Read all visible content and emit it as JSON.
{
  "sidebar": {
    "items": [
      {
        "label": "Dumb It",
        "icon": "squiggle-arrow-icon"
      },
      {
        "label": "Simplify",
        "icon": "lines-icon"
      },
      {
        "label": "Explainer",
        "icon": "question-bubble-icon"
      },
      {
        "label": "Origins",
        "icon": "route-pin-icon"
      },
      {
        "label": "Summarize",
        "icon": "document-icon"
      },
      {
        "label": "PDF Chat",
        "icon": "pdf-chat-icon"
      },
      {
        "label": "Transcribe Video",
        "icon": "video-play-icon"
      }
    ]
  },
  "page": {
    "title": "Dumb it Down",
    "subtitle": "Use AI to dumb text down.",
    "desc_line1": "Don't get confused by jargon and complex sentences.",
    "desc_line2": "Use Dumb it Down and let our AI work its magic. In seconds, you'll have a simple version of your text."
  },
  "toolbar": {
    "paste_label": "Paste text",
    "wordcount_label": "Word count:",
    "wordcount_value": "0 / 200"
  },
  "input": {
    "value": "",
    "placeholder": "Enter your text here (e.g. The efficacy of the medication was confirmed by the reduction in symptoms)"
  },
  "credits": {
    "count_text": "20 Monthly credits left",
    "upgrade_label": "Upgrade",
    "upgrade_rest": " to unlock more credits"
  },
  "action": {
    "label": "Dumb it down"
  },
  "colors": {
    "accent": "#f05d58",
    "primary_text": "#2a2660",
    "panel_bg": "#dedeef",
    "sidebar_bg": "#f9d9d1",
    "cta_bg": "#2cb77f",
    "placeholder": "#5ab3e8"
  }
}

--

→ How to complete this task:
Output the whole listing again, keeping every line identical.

→ Answer below:
Read all visible content and emit it as JSON.
{
  "sidebar": {
    "items": [
      {
        "label": "Dumb It",
        "icon": "squiggle-arrow-icon"
      },
      {
        "label": "Simplify",
        "icon": "lines-icon"
      },
      {
        "label": "Explainer",
        "icon": "question-bubble-icon"
      },
      {
        "label": "Origins",
        "icon": "route-pin-icon"
      },
      {
        "label": "Summarize",
        "icon": "document-icon"
      },
      {
        "label": "PDF Chat",
        "icon": "pdf-chat-icon"
      },
      {
        "label": "Transcribe Video",
        "icon": "video-play-icon"
      }
    ]
  },
  "page": {
    "title": "Dumb it Down",
    "subtitle": "Use AI to dumb text down.",
    "desc_line1": "Don't get confused by jargon and complex sentences.",
    "desc_line2": "Use Dumb it Down and let our AI work its magic. In seconds, you'll have a simple version of your text."
  },
  "toolbar": {
    "paste_label": "Paste text",
    "wordcount_label": "Word count:",
    "wordcount_value": "0 / 200"
  },
  "input": {
    "value": "",
    "placeholder": "Enter your text here (e.g. The efficacy of the medication was confirmed by the reduction in symptoms)"
  },
  "credits": {
    "count_text": "20 Monthly credits left",
    "upgrade_label": "Upgrade",
    "upgrade_rest": " to unlock more credits"
  },
  "action": {
    "label": "Dumb it down"
  },
  "colors": {
    "accent": "#f05d58",
    "primary_text": "#2a2660",
    "panel_bg": "#dedeef",
    "sidebar_bg": "#f9d9d1",
    "cta_bg": "#2cb77f",
    "placeholder": "#5ab3e8"
  }
}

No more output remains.